(Data entries)
· · · ·

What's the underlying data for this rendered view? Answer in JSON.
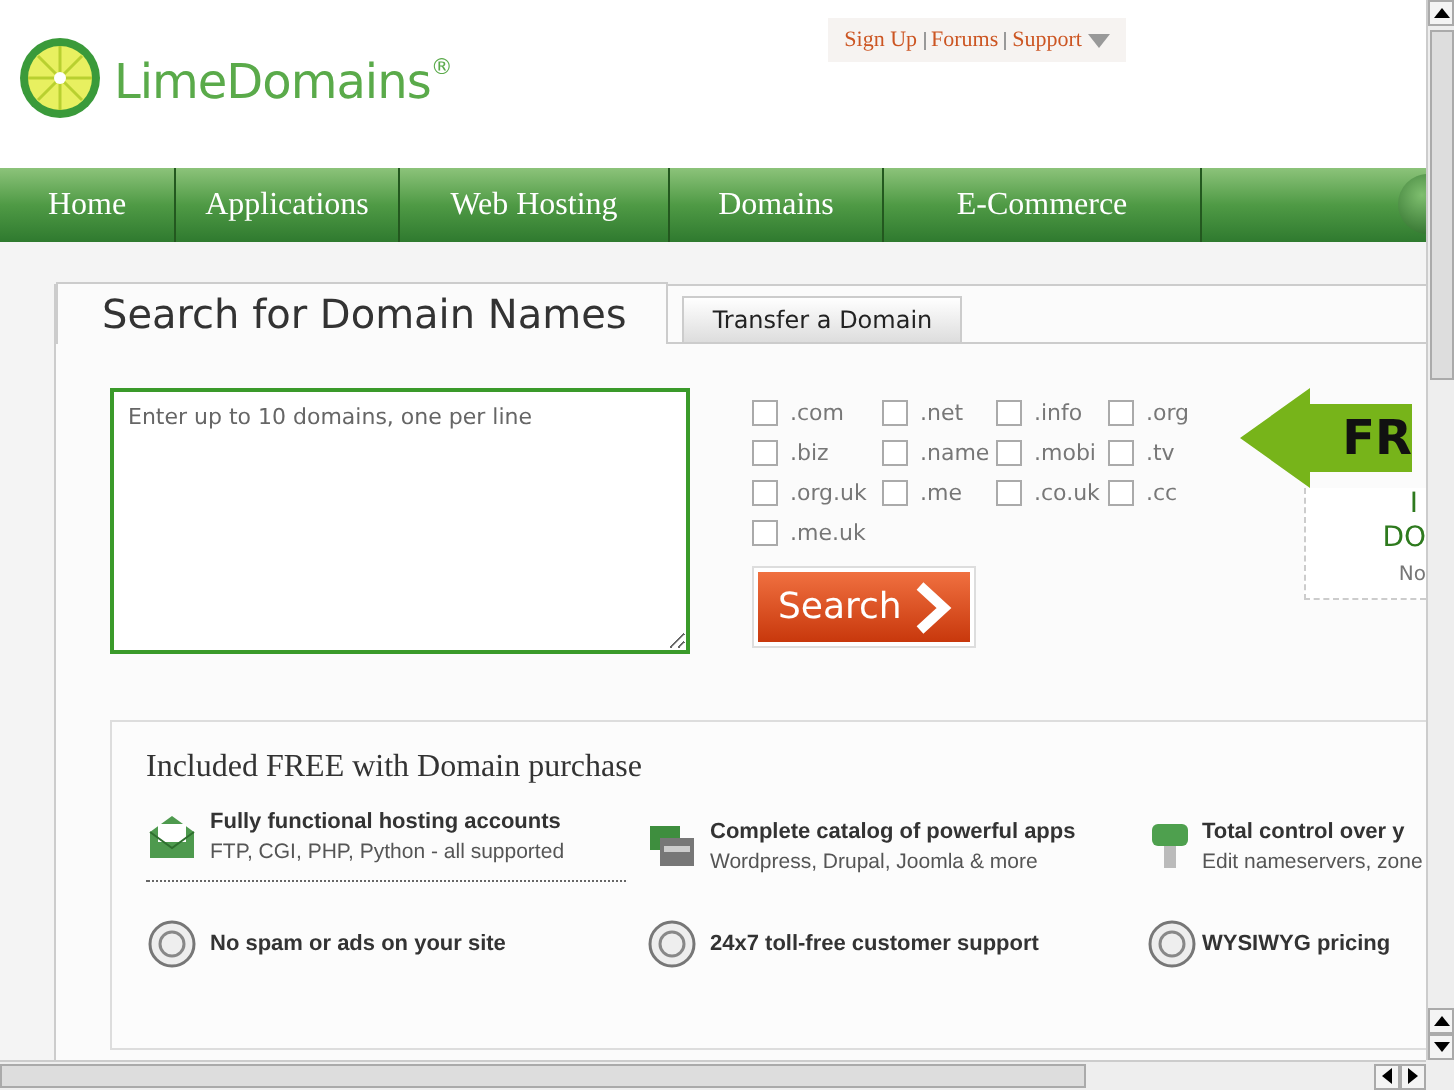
{
  "header": {
    "logo": "LimeDomains",
    "registered_mark": "®",
    "top_links": [
      {
        "label": "Sign Up"
      },
      {
        "label": "Forums"
      },
      {
        "label": "Support"
      }
    ]
  },
  "nav": [
    {
      "label": "Home"
    },
    {
      "label": "Applications"
    },
    {
      "label": "Web Hosting"
    },
    {
      "label": "Domains"
    },
    {
      "label": "E-Commerce"
    }
  ],
  "search_panel": {
    "tabs": [
      {
        "label": "Search for Domain Names",
        "selected": true
      },
      {
        "label": "Transfer a Domain",
        "selected": false
      }
    ],
    "domains_field": {
      "placeholder": "Enter up to 10 domains, one per line"
    },
    "extensions": [
      {
        "label": ".com",
        "checked": false
      },
      {
        "label": ".net",
        "checked": false
      },
      {
        "label": ".info",
        "checked": false
      },
      {
        "label": ".org",
        "checked": false
      },
      {
        "label": ".biz",
        "checked": false
      },
      {
        "label": ".name",
        "checked": false
      },
      {
        "label": ".mobi",
        "checked": false
      },
      {
        "label": ".tv",
        "checked": false
      },
      {
        "label": ".org.uk",
        "checked": false
      },
      {
        "label": ".me",
        "checked": false
      },
      {
        "label": ".co.uk",
        "checked": false
      },
      {
        "label": ".cc",
        "checked": false
      },
      {
        "label": ".me.uk",
        "checked": false
      }
    ],
    "search_button": "Search",
    "promo": {
      "banner": "FR",
      "lines": [
        "I",
        "DO"
      ],
      "note": "No"
    }
  },
  "features": {
    "title": "Included FREE with Domain purchase",
    "items": [
      {
        "kind": "detailed",
        "title": "Fully functional hosting accounts",
        "subtitle": "FTP, CGI, PHP, Python - all supported"
      },
      {
        "kind": "detailed",
        "title": "Complete catalog of powerful apps",
        "subtitle": "Wordpress, Drupal, Joomla & more"
      },
      {
        "kind": "detailed",
        "title": "Total control over y",
        "subtitle": "Edit nameservers, zone"
      },
      {
        "kind": "simple",
        "title": "No spam or ads on your site"
      },
      {
        "kind": "simple",
        "title": "24x7 toll-free customer support"
      },
      {
        "kind": "simple",
        "title": "WYSIWYG pricing"
      }
    ]
  }
}
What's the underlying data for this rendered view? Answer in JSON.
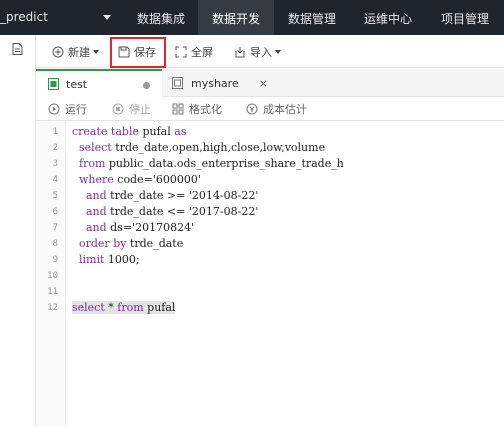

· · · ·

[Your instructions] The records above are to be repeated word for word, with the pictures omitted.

[Answer box]
What's the underlying data for this rendered view? Answer in JSON.
{
  "header": {
    "logo": "LimeDomains",
    "registered_mark": "®",
    "top_links": [
      {
        "label": "Sign Up"
      },
      {
        "label": "Forums"
      },
      {
        "label": "Support"
      }
    ]
  },
  "nav": [
    {
      "label": "Home"
    },
    {
      "label": "Applications"
    },
    {
      "label": "Web Hosting"
    },
    {
      "label": "Domains"
    },
    {
      "label": "E-Commerce"
    }
  ],
  "search_panel": {
    "tabs": [
      {
        "label": "Search for Domain Names",
        "selected": true
      },
      {
        "label": "Transfer a Domain",
        "selected": false
      }
    ],
    "domains_field": {
      "placeholder": "Enter up to 10 domains, one per line"
    },
    "extensions": [
      {
        "label": ".com",
        "checked": false
      },
      {
        "label": ".net",
        "checked": false
      },
      {
        "label": ".info",
        "checked": false
      },
      {
        "label": ".org",
        "checked": false
      },
      {
        "label": ".biz",
        "checked": false
      },
      {
        "label": ".name",
        "checked": false
      },
      {
        "label": ".mobi",
        "checked": false
      },
      {
        "label": ".tv",
        "checked": false
      },
      {
        "label": ".org.uk",
        "checked": false
      },
      {
        "label": ".me",
        "checked": false
      },
      {
        "label": ".co.uk",
        "checked": false
      },
      {
        "label": ".cc",
        "checked": false
      },
      {
        "label": ".me.uk",
        "checked": false
      }
    ],
    "search_button": "Search",
    "promo": {
      "banner": "FR",
      "lines": [
        "I",
        "DO"
      ],
      "note": "No"
    }
  },
  "features": {
    "title": "Included FREE with Domain purchase",
    "items": [
      {
        "kind": "detailed",
        "title": "Fully functional hosting accounts",
        "subtitle": "FTP, CGI, PHP, Python - all supported"
      },
      {
        "kind": "detailed",
        "title": "Complete catalog of powerful apps",
        "subtitle": "Wordpress, Drupal, Joomla & more"
      },
      {
        "kind": "detailed",
        "title": "Total control over y",
        "subtitle": "Edit nameservers, zone"
      },
      {
        "kind": "simple",
        "title": "No spam or ads on your site"
      },
      {
        "kind": "simple",
        "title": "24x7 toll-free customer support"
      },
      {
        "kind": "simple",
        "title": "WYSIWYG pricing"
      }
    ]
  }
}
What's the underlying data for this rendered view? Answer in JSON.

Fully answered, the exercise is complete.